During the Edo Period (1603-1868) of Japan, sushi was between two and four times larger than it is today.
But why? One of the biggest reasons is that Edo (present-day Tokyo), where sushi was invented, was a metropolis from which large numbers of people were passing in and out. They needed food that could take with them, and sushi was the era’s equivalent of fast food.
寿司は、江戸時代には屋台料理だったから、現代のように回転寿司がまちなかで気軽に食べられるのは原点回帰な気がする。近々「江戸時代の写真から読み解く街づくり」のイベントをやるのでいろいろ調査中です。 pic.twitter.com/TuPFufsUwv— ナカムラクニオ（6次元） (@6jigen) October 28, 2017
During the Edo Period, there was a rapid rise in food stalls. Yohei Hanaya (1799 to 1858) is credited with inventing “nigiri-zushi” or the “hand-pressed sushi.” (However, it’s certainly possible others were also making this type of sushi.)
The sushi of that era was closer to an onigiri with raw fish on it that the smaller pieces of sushi eaten today.
Above, on the left is Edo Period sushi, while its modern era counterpart is on the right.
According to website Tenpo, the flavour was also different. Today’s sushi is made with vinegared rice, but Edo Period sushi was apparently made with rice mixed with red vinegar that had been made from sake lees.
That means the rice was reddish brown in colour, unlike the off-white or white rice of today. It was then eaten with soy sauce like now.
所さんの目がテン！で江戸時代の暮らしっていうのをやってて。— 七六＠漫画「ダンぼる」３巻と画集「Panzermaedchen」 (@nanaroku76) April 25, 2018
TenpoÂ adds that two pieces of Edo Period sushi would be enough to stuff one’s belly, making these convenient and filling meals to eat on the go.

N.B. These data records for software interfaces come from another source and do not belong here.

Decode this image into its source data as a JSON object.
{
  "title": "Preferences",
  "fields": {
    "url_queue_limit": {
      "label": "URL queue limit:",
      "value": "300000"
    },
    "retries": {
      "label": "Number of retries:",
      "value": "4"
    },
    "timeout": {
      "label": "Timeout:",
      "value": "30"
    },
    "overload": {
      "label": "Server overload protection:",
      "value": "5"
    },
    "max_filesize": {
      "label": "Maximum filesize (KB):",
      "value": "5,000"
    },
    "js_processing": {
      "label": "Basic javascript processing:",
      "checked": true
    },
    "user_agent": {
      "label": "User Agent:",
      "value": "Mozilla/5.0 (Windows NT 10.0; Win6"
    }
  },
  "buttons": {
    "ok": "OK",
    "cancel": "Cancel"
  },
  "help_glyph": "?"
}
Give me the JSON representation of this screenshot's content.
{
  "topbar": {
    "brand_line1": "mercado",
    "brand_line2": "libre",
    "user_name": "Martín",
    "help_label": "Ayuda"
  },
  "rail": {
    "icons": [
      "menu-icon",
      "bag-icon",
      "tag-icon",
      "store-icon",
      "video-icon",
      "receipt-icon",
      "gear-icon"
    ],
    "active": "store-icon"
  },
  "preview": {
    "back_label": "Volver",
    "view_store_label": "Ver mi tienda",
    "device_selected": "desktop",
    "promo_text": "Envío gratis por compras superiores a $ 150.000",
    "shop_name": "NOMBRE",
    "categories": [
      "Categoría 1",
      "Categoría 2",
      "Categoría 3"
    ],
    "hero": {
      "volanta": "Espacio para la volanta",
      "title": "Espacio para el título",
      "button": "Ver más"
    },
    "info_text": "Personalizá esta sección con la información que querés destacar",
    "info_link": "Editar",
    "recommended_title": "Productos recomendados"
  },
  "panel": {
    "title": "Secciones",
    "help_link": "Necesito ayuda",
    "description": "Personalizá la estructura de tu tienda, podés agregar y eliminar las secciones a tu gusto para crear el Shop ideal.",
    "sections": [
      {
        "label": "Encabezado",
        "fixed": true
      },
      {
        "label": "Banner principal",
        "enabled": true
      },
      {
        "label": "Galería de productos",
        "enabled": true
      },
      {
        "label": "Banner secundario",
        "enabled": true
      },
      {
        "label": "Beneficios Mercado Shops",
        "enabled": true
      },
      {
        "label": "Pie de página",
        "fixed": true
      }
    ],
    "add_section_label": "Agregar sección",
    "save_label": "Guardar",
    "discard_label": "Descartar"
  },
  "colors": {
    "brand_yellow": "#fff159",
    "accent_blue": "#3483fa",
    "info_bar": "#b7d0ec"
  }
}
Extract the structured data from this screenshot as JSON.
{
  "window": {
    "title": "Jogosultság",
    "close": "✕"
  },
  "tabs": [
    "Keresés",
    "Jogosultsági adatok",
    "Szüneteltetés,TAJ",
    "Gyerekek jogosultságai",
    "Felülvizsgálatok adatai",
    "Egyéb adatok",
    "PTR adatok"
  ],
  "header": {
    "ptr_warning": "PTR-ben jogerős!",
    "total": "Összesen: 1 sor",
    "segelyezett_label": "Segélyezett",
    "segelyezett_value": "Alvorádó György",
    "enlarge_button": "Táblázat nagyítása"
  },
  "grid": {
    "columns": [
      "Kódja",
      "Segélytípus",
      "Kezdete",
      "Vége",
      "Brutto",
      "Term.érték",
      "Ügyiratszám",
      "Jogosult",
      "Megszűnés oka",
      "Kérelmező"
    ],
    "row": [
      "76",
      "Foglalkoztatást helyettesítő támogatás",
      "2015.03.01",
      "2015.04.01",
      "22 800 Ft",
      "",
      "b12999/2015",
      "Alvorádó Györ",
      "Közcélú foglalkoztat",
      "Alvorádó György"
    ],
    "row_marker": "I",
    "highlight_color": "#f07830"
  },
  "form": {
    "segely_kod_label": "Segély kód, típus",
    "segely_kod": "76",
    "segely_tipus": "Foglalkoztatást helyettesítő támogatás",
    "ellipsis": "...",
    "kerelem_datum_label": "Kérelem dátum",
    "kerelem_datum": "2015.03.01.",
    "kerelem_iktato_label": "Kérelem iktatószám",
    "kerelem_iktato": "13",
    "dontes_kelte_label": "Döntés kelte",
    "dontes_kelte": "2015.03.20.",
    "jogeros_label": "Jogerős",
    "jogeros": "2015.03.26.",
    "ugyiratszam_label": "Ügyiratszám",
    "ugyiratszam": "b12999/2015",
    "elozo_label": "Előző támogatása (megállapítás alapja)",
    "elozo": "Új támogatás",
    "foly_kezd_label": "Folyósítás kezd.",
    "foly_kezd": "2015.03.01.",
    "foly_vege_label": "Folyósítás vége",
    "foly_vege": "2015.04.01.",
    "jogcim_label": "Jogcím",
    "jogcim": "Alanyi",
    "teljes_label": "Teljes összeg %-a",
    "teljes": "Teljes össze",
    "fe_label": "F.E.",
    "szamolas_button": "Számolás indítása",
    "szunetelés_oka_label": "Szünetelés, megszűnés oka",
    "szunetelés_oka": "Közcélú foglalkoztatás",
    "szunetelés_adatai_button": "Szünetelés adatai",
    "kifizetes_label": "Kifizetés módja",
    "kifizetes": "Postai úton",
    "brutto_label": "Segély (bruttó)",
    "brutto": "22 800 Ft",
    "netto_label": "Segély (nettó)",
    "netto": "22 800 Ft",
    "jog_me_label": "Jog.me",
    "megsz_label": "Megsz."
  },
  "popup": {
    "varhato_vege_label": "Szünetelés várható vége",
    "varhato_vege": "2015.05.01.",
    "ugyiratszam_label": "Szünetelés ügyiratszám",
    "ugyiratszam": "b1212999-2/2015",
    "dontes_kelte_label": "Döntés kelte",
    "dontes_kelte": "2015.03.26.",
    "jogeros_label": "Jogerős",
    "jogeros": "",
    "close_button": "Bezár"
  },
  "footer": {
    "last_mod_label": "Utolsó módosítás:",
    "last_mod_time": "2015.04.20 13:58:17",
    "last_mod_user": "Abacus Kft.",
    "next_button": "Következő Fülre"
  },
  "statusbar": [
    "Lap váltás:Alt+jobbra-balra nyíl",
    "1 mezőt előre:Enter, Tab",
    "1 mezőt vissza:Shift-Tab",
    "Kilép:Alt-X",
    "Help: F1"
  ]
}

This article was originally published on March 27, 2018.